Andrew Liverod’s review published on Letterboxd:
"You found paradise in America. You had a good trade, you made a good living. The police protected you and there were courts of law. So you didn't need a friend like me. Now you come and say "Don Corleone, give me justice." But you don't ask with respect. You don't offer friendship. You don't even think to call me "Godfather." You come into my house on the day my daughter is to be married and you ask me to do murder - for money."
Filled with love, honour, betrayal and death The Godfather is structured very much like an opera and is the film that set the template for every subsequent Mafia and gangster film. Pinochle, cannoli, sleeping with the fishes, offers you cannot refuse - you heard them here first.
An obvious comparison would be with Goodfellas but where Scorsese's film is brash, fast and in your face, The Godfather is slower, theatrical and considered. Goodfellas is the Shangri-las' Leader of the Pack and The Godfather is Mascagni's Cavalleria Rusticana. Which do I prefer? I don't know, I really don't, but I seem to remember reading that the real Mafia had a bit of a soft spot for The Godfather and I really wouldn't want to go against them!

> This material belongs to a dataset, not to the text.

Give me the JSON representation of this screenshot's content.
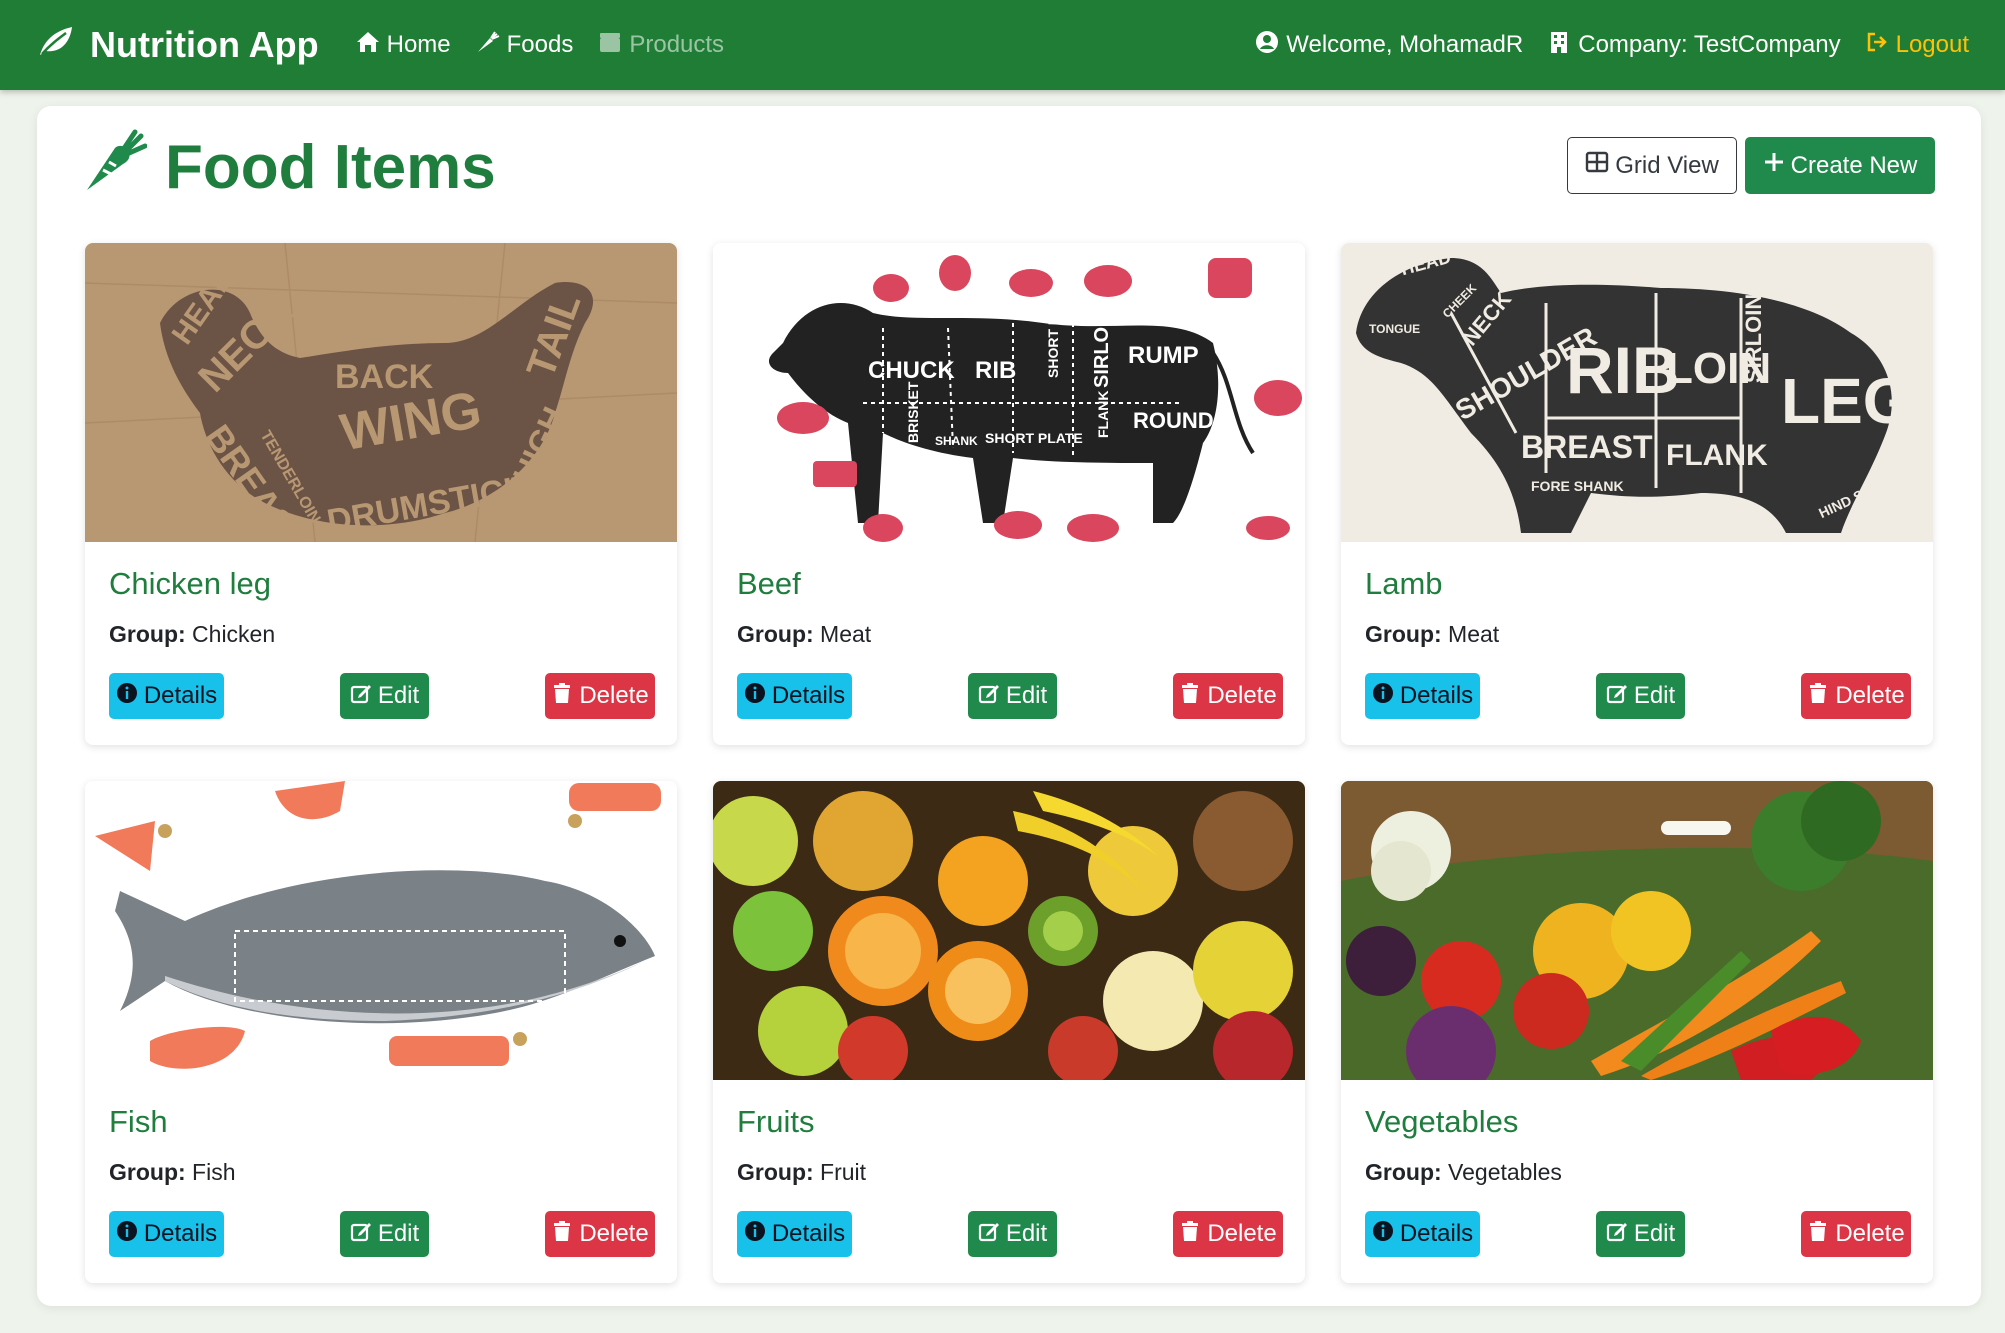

Filled with great performances, editing, composition and a terrific middle-8 set in Sicily, the Godfather never seems like a three hour film and is one that you'll watch again and again.